Margaret MacArthur was an internationally recognized singer, collector and performer of traditional folk music. Preferring to be called a musical historian, she devoted her life to keeping early folk music alive and telling the stories behind each song.
Margaret Crowl was born on May 7, 1928 in Chicago, Illinois. Due to her father’s career with the US Forest Service, she spent the majority of her childhood moving from one community to another across multiple states (The Guardian, 11 Jun 2006). She was heavily influenced by her mother who sang music nursery rhymes to her as an infant. It’s even been said that Margaret sang before she could talk.
Margaret attended the University of Chicago during the 1940s. While at college she joined the revival of folk music and began singing on campus. During this time she met John MacArthur and the two were married in 1948. The newlyweds soon moved to Vermont. Initially reluctant about her change of address, Margaret coped by acquiring two books of Vermont folk songs: Edith Sturgis’s Songs from the Hills of Vermont and Helen Hartness’s Flanders’ Country Songs of Vermont. This inspired her to begin her collection of old songs and ballads. Eventually she began to seek out seasoned folk singers who were willing to meet with her and teach her. Locating Fred Atwood, a Vermont mountaineer in his 80s whose father had sung for Edith Sturgis, was particularly memorable to Margaret. Fred sang over a hundred songs to her (Margaret MacArthur Biography, Library of Congress, 21 Jun 2005).
In 1951, Margaret and her husband purchased a historic farm in Marlboro, Vermont and began to fix it up. While at the farmstead, Margaret would often practice playing many instruments such as the fiddle, banjo, harp, Austrian zither and Appalachian dulcimer. Her husband repaired and customized a harp-zither for her. Impressed by the contraption, in 1961 a manufacturer replicated it, naming it the “MacArthur Harp” (The Guardian). She and her husband grew their family to one daughter and four sons. Together the family would often perform, each singing or playing different instruments.
Margaret was famous for not only writing and singing her own songs but also for song preservation. She would discover old songs or artists, rerecord the songs herself and then reintroduce them to the world. In 1962, she signed with Folkways Records and released ten albums throughout her lifetime. Her debut album, Folksongs of Vermont, was recorded in her kitchen. One of the highlight songs in this album was her arrangement, “The Marlboro Medley.” According to Margaret, this medley song dates back to 1700s. She actually acquired the lyrics to this song and put the lyrics to the tune of “Black Joke,” as per the original author’s instructions.

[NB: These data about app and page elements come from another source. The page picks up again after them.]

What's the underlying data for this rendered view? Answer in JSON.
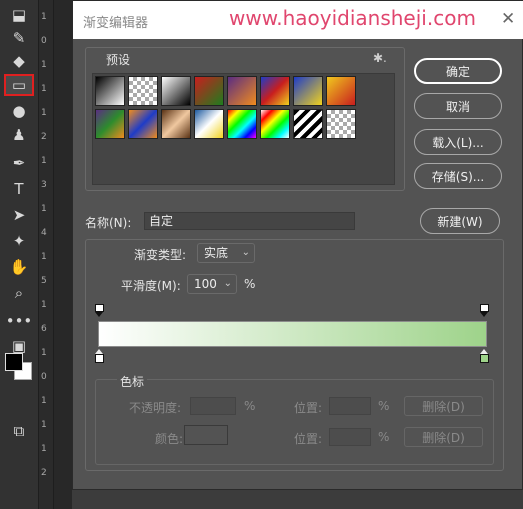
{
  "dialog": {
    "title": "渐变编辑器",
    "watermark": "www.haoyidiansheji.com",
    "close_glyph": "✕"
  },
  "toolbar": {
    "tools": [
      {
        "name": "stamp-tool",
        "glyph": "⬓"
      },
      {
        "name": "history-brush-tool",
        "glyph": "✎"
      },
      {
        "name": "eraser-tool",
        "glyph": "◆"
      },
      {
        "name": "gradient-tool",
        "glyph": "▭",
        "active": true
      },
      {
        "name": "blur-tool",
        "glyph": "●"
      },
      {
        "name": "dodge-tool",
        "glyph": "♟"
      },
      {
        "name": "pen-tool",
        "glyph": "✒"
      },
      {
        "name": "type-tool",
        "glyph": "T"
      },
      {
        "name": "path-selection-tool",
        "glyph": "➤"
      },
      {
        "name": "shape-tool",
        "glyph": "✦"
      },
      {
        "name": "hand-tool",
        "glyph": "✋"
      },
      {
        "name": "zoom-tool",
        "glyph": "⌕"
      },
      {
        "name": "more-tools",
        "glyph": "•••"
      },
      {
        "name": "quick-mask",
        "glyph": "▣"
      },
      {
        "name": "screen-mode",
        "glyph": "⧉"
      }
    ],
    "ruler_labels": [
      "1",
      "0",
      "1",
      "1",
      "1",
      "2",
      "1",
      "3",
      "1",
      "4",
      "1",
      "5",
      "1",
      "6",
      "1",
      "0",
      "1",
      "1",
      "1",
      "2"
    ]
  },
  "presets": {
    "label": "预设",
    "gear_glyph": "✱.",
    "swatches": [
      "linear-gradient(135deg,#000,#fff)",
      "repeating-conic-gradient(#aaa 0 25%,#fff 0 50%) 0 0/8px 8px",
      "linear-gradient(135deg,#fff,#000)",
      "linear-gradient(135deg,#c81e1e,#1e7d1e)",
      "linear-gradient(135deg,#5a2d82,#f08c1e)",
      "linear-gradient(135deg,#1e3cc8,#c81e1e,#f0d21e)",
      "linear-gradient(135deg,#1e3cc8,#f0d21e)",
      "linear-gradient(135deg,#f0c81e,#c81e1e)",
      "linear-gradient(135deg,#5a2d82,#2d8c2d,#f08c1e)",
      "linear-gradient(135deg,#f08c1e,#1e3cc8,#f08c1e)",
      "linear-gradient(135deg,#5a3214,#f0c8a0,#5a3214)",
      "linear-gradient(135deg,#1e5aa0,#fff,#f0d21e)",
      "linear-gradient(135deg,#f00,#ff0,#0f0,#0ff,#00f,#f0f)",
      "linear-gradient(135deg,#fff,#f00,#ff0,#0f0,#0ff,#fff)",
      "repeating-linear-gradient(135deg,#000 0 4px,#fff 4px 8px)",
      "repeating-conic-gradient(#aaa 0 25%,#fff 0 50%) 0 0/8px 8px"
    ]
  },
  "buttons": {
    "ok": "确定",
    "cancel": "取消",
    "load": "载入(L)...",
    "save": "存储(S)...",
    "new": "新建(W)"
  },
  "name_field": {
    "label": "名称(N):",
    "value": "自定"
  },
  "gradient": {
    "type_label": "渐变类型:",
    "type_value": "实底",
    "smoothness_label": "平滑度(M):",
    "smoothness_value": "100",
    "percent": "%",
    "start_color": "#ffffff",
    "end_color": "#9ed38a"
  },
  "stops": {
    "section_label": "色标",
    "opacity_label": "不透明度:",
    "opacity_percent": "%",
    "location_label_1": "位置:",
    "location_percent_1": "%",
    "delete_1": "删除(D)",
    "color_label": "颜色:",
    "location_label_2": "位置:",
    "location_percent_2": "%",
    "delete_2": "删除(D)"
  }
}
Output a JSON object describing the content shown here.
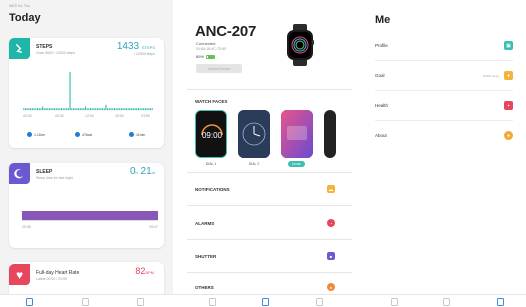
{
  "today": {
    "date_label": "WED 04, Thu",
    "title": "Today",
    "steps": {
      "label": "STEPS",
      "sublabel": "Goal: 6000 / 10000 steps",
      "value": "1433",
      "unit": "STEPS",
      "value_hint": "/ 10000 steps",
      "axis_labels": [
        "00:00",
        "06:00",
        "12:00",
        "18:00",
        "23:59"
      ],
      "stats": [
        {
          "value": "1.11km"
        },
        {
          "value": "47kcal"
        },
        {
          "value": "11min"
        }
      ],
      "bars": [
        1,
        1,
        1,
        1,
        1,
        1,
        1,
        1,
        1,
        1,
        1,
        2,
        1,
        1,
        1,
        1,
        1,
        1,
        1,
        1,
        1,
        1,
        1,
        1,
        1,
        1,
        1,
        22,
        1,
        1,
        1,
        1,
        1,
        1,
        1,
        1,
        2,
        1,
        1,
        1,
        1,
        1,
        1,
        1,
        1,
        1,
        1,
        1,
        3,
        1,
        1,
        1,
        1,
        1,
        1,
        1,
        1,
        1,
        1,
        1,
        1,
        1,
        1,
        1,
        1,
        1,
        1,
        1,
        1,
        1,
        1,
        1,
        1,
        1,
        1,
        1
      ]
    },
    "sleep": {
      "label": "SLEEP",
      "sublabel": "Sleep data for last night",
      "hours": "0",
      "hours_unit": "h",
      "minutes": "21",
      "minutes_unit": "m",
      "axis_start": "20:08",
      "axis_end": "09:07"
    },
    "heart": {
      "label": "Full-day Heart Rate",
      "sublabel": "Latest 00:00 / 23:59",
      "value": "82",
      "unit": "BPM"
    }
  },
  "device": {
    "name": "ANC-207",
    "status": "Connected",
    "mac": "00:8A:1B:4C:7D:6E",
    "battery": "89%",
    "button_label": "Unbind Device",
    "watch_faces_title": "WATCH FACES",
    "faces": [
      {
        "label": "DIAL 1",
        "time": "09:00"
      },
      {
        "label": "DIAL 2",
        "time": ""
      },
      {
        "label": "",
        "time": ""
      }
    ],
    "more_pill": "MORE",
    "rows": [
      {
        "label": "NOTIFICATIONS",
        "color": "#f2b43a",
        "glyph": "▬"
      },
      {
        "label": "ALARMS",
        "color": "#e8465d",
        "glyph": "◔"
      },
      {
        "label": "SHUTTER",
        "color": "#6a5ad1",
        "glyph": "■"
      },
      {
        "label": "OTHERS",
        "color": "#f08a3a",
        "glyph": "●"
      }
    ]
  },
  "me": {
    "title": "Me",
    "rows": [
      {
        "label": "Profile",
        "hint": "",
        "color": "#3bbfb0",
        "glyph": "▣"
      },
      {
        "label": "Goal",
        "hint": "10000 steps",
        "color": "#f2b43a",
        "glyph": "♦"
      },
      {
        "label": "Health",
        "hint": "",
        "color": "#e8465d",
        "glyph": "▪"
      },
      {
        "label": "About",
        "hint": "",
        "color": "#f2a93a",
        "glyph": "●"
      }
    ]
  },
  "nav": {
    "panel1_active": 0,
    "panel2_active": 1,
    "panel3_active": 2
  },
  "colors": {
    "accent_teal": "#1fb5a8",
    "sleep_purple": "#8758b8",
    "heart_red": "#e8465d",
    "nav_active": "#3b8de0"
  }
}
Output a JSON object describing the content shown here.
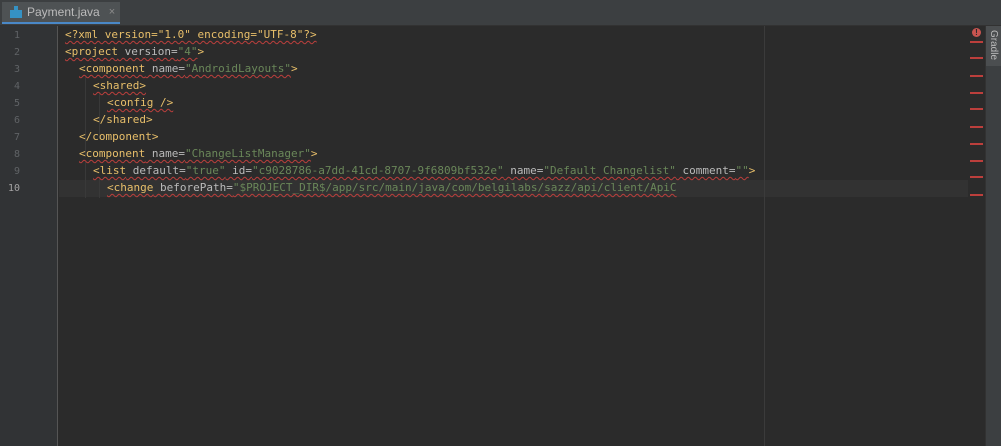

Over the next few decades of her life, Margaret continued to perform. Her accomplishments led to acclaim not just locally, but nationally and even internationally. She performed at the prestigious Kennedy Center in Washington, D.C., was awarded the “A New England Living Art Treasure” in 1985, and, in 2002, the Vermont Arts Council presented her with a lifetime achievement award (Margaret MacArthur Biography). Margaret’s talent crossed over into writing when her book, How to Play the MacArthur Harp and all Numerical Harp-Zithers was published in 1987. She also served as an editor of The Vermont Heritage Scrapbook, published in 1994.
Margaret passed away at the age of 78 on May 23, 2006. She is remembered as a woman who truly “embodied the spirit of the Green Mountain State” and is praised for her dedicated work as a musical historian who helped keep folk music alive (The Brattleboro Reformer, 13 Jun 2002).